Below are the records. State how many of their lines contain "JSON", with nothing else.

# [Collected data]
+++

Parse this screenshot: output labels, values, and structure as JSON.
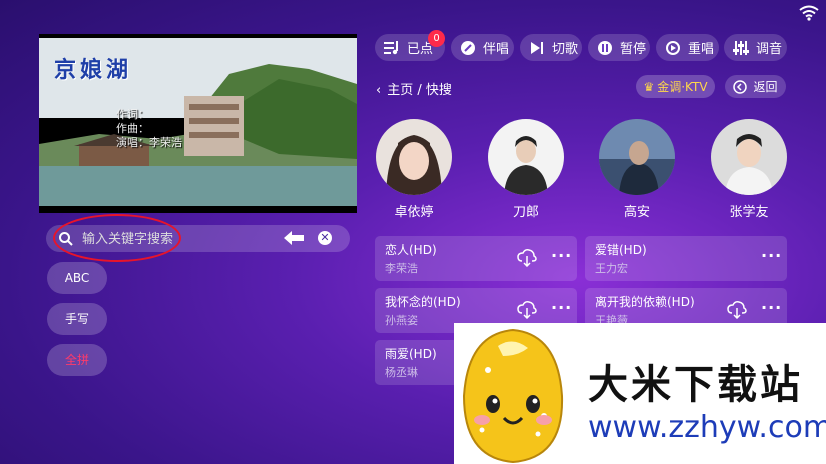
{
  "video": {
    "title_overlay": "京娘湖",
    "credits": [
      "作词：",
      "作曲：",
      "演唱：李荣浩"
    ]
  },
  "search": {
    "placeholder": "输入关键字搜索",
    "backspace_icon": "backspace-arrow-icon",
    "clear_icon": "close-circle-icon"
  },
  "keyboard_modes": [
    "ABC",
    "手写",
    "全拼"
  ],
  "toolbar": [
    {
      "label": "已点",
      "icon": "queue-list-icon",
      "badge": "0"
    },
    {
      "label": "伴唱",
      "icon": "mic-toggle-icon"
    },
    {
      "label": "切歌",
      "icon": "next-track-icon"
    },
    {
      "label": "暂停",
      "icon": "pause-icon"
    },
    {
      "label": "重唱",
      "icon": "replay-icon"
    },
    {
      "label": "调音",
      "icon": "equalizer-icon"
    }
  ],
  "breadcrumb": "主页 / 快搜",
  "ktv_chip": "金调·KTV",
  "back_label": "返回",
  "artists": [
    "卓依婷",
    "刀郎",
    "高安",
    "张学友"
  ],
  "songs": [
    {
      "title": "恋人(HD)",
      "artist": "李荣浩"
    },
    {
      "title": "爱错(HD)",
      "artist": "王力宏"
    },
    {
      "title": "我怀念的(HD)",
      "artist": "孙燕姿"
    },
    {
      "title": "离开我的依赖(HD)",
      "artist": "王艳薇"
    },
    {
      "title": "雨爱(HD)",
      "artist": "杨丞琳"
    }
  ],
  "watermark": {
    "text": "大米下载站",
    "url": "www.zzhyw.com"
  },
  "colors": {
    "accent_badge": "#ff2a4a",
    "annotation_red": "#e8142a",
    "gold": "#ffd84a"
  }
}
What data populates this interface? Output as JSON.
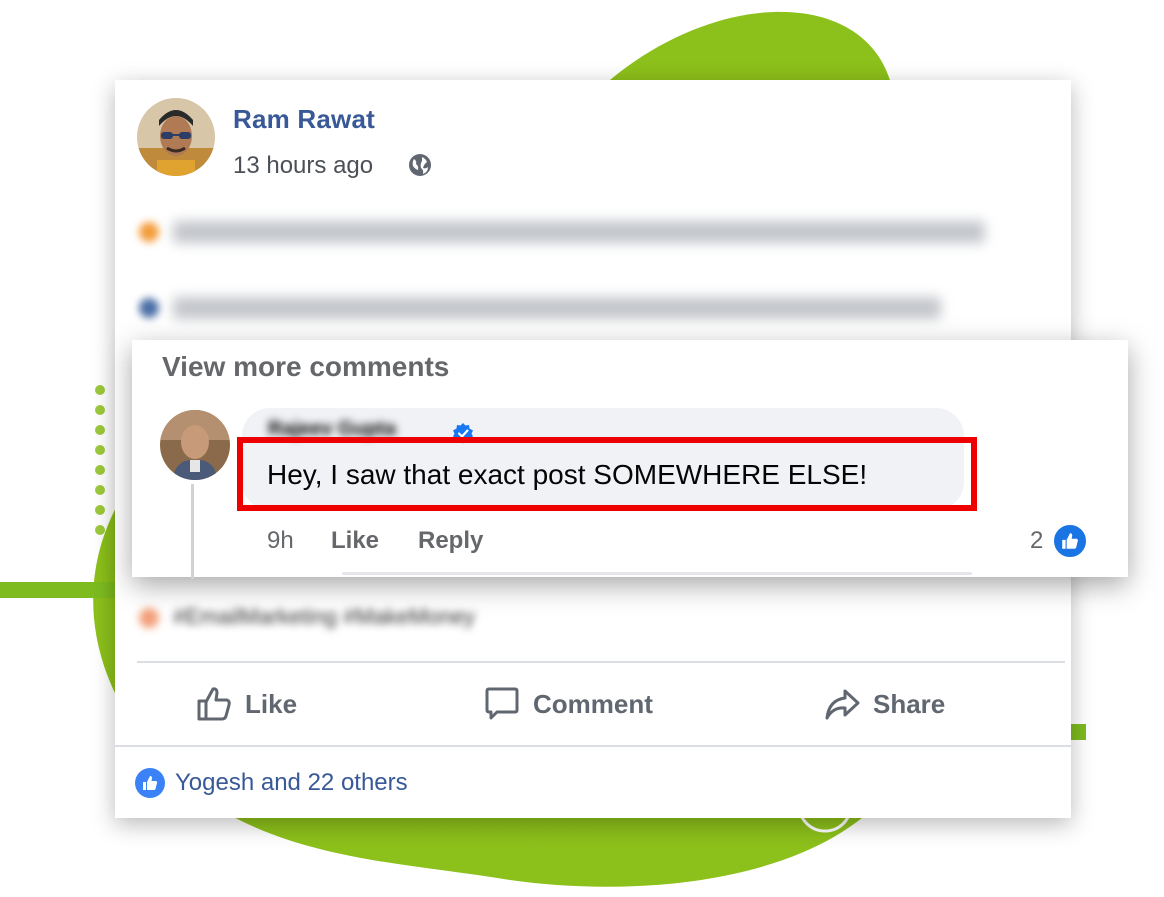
{
  "colors": {
    "brand_green": "#8cc01b",
    "link_blue": "#385898",
    "like_blue": "#1b74e4",
    "highlight_red": "#ee0000"
  },
  "post": {
    "author": "Ram Rawat",
    "time": "13 hours ago",
    "privacy_icon": "globe-icon",
    "hashtags": "#EmailMarketing #MakeMoney",
    "actions": {
      "like": "Like",
      "comment": "Comment",
      "share": "Share"
    },
    "reactions_summary": "Yogesh and 22 others"
  },
  "comments": {
    "view_more": "View more comments",
    "items": [
      {
        "author": "Rajeev Gupta",
        "verified": true,
        "text": "Hey, I saw that exact post SOMEWHERE ELSE!",
        "time": "9h",
        "like_label": "Like",
        "reply_label": "Reply",
        "reaction_count": "2"
      }
    ]
  }
}
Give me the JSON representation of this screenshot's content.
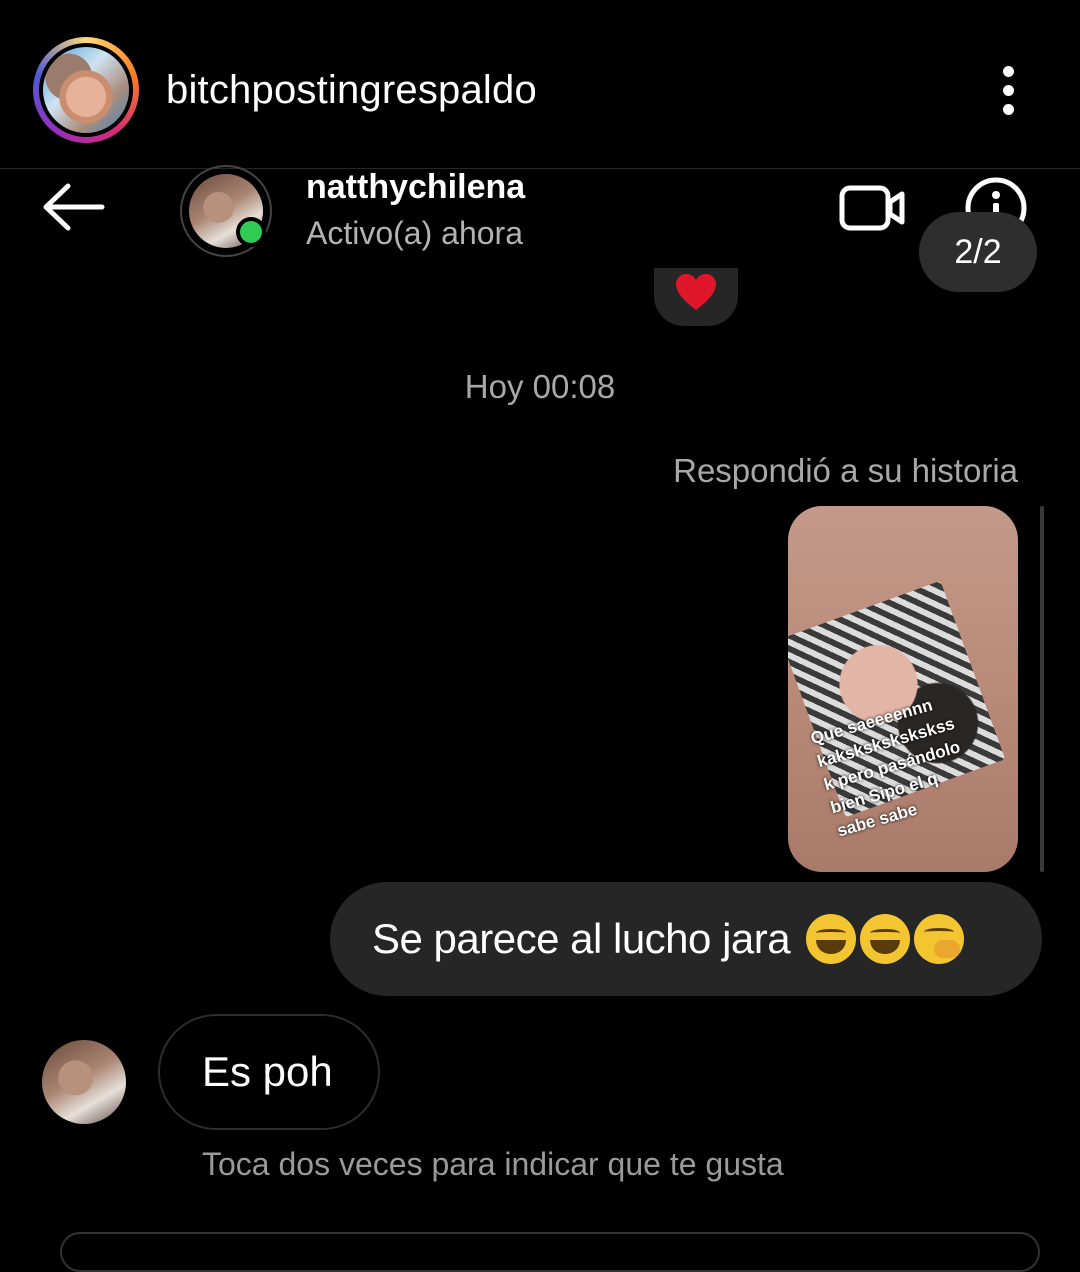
{
  "post": {
    "username": "bitchpostingrespaldo"
  },
  "chat": {
    "name": "natthychilena",
    "status": "Activo(a) ahora",
    "page_indicator": "2/2"
  },
  "conversation": {
    "timestamp": "Hoy 00:08",
    "reply_label": "Respondió a su historia",
    "story_caption": "Que saeeeennn\nkakskskskskskss\nk pero pasándolo\nbien Sipo el q\nsabe sabe",
    "outgoing_message": "Se parece al lucho jara",
    "incoming_message": "Es poh",
    "hint": "Toca dos veces para indicar que te gusta"
  },
  "icons": {
    "more": "more-vertical-icon",
    "back": "arrow-left-icon",
    "video": "video-call-icon",
    "info": "info-icon",
    "reaction": "heart-icon",
    "emojis": [
      "grinning-sweat-emoji",
      "grinning-sweat-emoji",
      "hand-over-mouth-emoji"
    ]
  },
  "colors": {
    "background": "#000000",
    "bubble": "#262626",
    "online": "#2fcb52",
    "heart": "#e0162b",
    "muted_text": "#a8a8a8"
  }
}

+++

# [Reply]
3